Long-time members know that Indonesia (IF) has been a favorite of mine that is oftentimes overlooked by even savvy global investors.
This year, it is one of the best performers in the world with a growth rate just a bit behind China. Other attributes are its rich natural resources, less reliance on exports relative to its neighbors, and its growing consumer class which fuels 65% of GDP.
Other positives are its appreciating currency and strong banks. Jakarta’s banks are among Asia’s best-capitalized banks. Then there is political stability.
Susilo Bambang Yudhoyono, re-elected last month as Indonesia’s president, expects faster growth next year and a narrowing of the country’s budget deficit alongside a likely increase in inflation.
Indonesia has been less affected by the global slowdown than many, thanks to relatively sturdy domestic consumption, due in part to spending associated with this year’s legislative and presidential elections and a lower dependence on exports. The finance ministry has projected south-east Asia’s largest economy to grow by 4.3 per cent this year. The resilience of the economy helped Mr Yudhoyono cruise to victory with 60.8 per cent of the vote.
In his 2010 budget announcement, the president said the government was targeting growth of 5 per cent in 2010. He said Indonesia planned to trim its deficit to 1.6 per cent of gross domestic product from an expected 2.5 percent this year, calling it a “safe and appropriate” level. The International Monetary Fund last week said Indonesia could afford a 2 per cent deficit in 2010 to maintain sufficient fiscal stimulus.

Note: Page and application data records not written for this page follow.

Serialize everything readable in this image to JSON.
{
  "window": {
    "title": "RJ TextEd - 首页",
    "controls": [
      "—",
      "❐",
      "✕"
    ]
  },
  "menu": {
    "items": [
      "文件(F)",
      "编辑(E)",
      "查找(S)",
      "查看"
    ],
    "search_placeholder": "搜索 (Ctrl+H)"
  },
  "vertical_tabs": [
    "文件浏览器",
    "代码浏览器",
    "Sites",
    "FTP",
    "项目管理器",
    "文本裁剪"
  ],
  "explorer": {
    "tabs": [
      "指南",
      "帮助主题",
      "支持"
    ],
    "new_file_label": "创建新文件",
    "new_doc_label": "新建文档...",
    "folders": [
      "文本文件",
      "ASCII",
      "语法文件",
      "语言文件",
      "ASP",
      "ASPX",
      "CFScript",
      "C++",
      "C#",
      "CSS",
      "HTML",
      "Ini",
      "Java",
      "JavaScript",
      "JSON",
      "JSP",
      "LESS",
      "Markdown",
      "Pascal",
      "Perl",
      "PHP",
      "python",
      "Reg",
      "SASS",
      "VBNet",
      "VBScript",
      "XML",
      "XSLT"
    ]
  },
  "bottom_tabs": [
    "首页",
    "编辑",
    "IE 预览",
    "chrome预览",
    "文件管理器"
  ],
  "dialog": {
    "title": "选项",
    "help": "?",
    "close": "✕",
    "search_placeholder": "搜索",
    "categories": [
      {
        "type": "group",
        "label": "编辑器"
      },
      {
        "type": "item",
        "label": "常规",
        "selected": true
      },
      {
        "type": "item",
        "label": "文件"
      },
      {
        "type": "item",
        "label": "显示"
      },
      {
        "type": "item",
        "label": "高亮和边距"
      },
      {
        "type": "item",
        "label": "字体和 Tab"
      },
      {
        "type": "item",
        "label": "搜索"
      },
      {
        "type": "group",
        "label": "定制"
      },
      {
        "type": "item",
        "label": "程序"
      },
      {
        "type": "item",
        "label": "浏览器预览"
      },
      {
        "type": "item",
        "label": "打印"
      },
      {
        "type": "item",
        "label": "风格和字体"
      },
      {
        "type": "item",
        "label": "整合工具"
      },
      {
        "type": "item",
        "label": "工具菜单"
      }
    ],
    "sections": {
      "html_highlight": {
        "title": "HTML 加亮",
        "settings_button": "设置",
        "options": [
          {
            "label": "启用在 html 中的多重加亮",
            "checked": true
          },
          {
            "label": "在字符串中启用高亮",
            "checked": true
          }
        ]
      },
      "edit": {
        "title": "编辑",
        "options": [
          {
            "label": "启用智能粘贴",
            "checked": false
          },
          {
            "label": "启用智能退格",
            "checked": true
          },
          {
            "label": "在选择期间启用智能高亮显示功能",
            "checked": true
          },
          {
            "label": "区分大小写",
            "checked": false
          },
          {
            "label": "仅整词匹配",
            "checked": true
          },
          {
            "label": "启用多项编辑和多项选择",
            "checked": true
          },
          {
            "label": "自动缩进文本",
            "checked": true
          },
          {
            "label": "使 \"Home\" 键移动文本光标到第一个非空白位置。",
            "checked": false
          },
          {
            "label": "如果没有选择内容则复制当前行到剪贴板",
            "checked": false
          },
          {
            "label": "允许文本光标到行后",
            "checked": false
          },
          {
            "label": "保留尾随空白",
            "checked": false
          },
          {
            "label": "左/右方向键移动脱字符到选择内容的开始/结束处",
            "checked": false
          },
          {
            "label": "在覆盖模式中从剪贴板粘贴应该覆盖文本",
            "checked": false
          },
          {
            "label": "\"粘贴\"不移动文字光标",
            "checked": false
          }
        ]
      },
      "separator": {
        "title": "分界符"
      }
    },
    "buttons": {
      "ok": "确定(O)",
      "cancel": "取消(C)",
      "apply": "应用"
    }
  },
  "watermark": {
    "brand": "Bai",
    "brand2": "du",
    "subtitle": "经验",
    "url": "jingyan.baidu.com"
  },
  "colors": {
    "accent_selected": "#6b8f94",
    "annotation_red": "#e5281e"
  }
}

Following the announcement to parliament, finance minister Sri Mulyani Indrawati said oil production will rise further to 1.01m by 2014. She forecast economic growth would increase further to 6.2 per cent in 2011, rising steadily to 7.2 per cent in 2014.
Indonesia on Monday posted June exports of $9.33bn, up from $9.26bn in May, but still down 27 per cent year-on-year.
Prakriti Sofat, economist for HSBC, said the export tally “reflects stabilization. Things are turning around.” Nikhilesh Bhattacharyya, associate economist with Moody’s Economy.com, said “The recent uptick in commodity prices following last year’s collapse and firming external demand are helping to boost outward trade.”
My only concern about Indonesia (IF) at this point is valuations that have come up sharply with the market this year. Buy on any sharp dips.
Disclosure: No position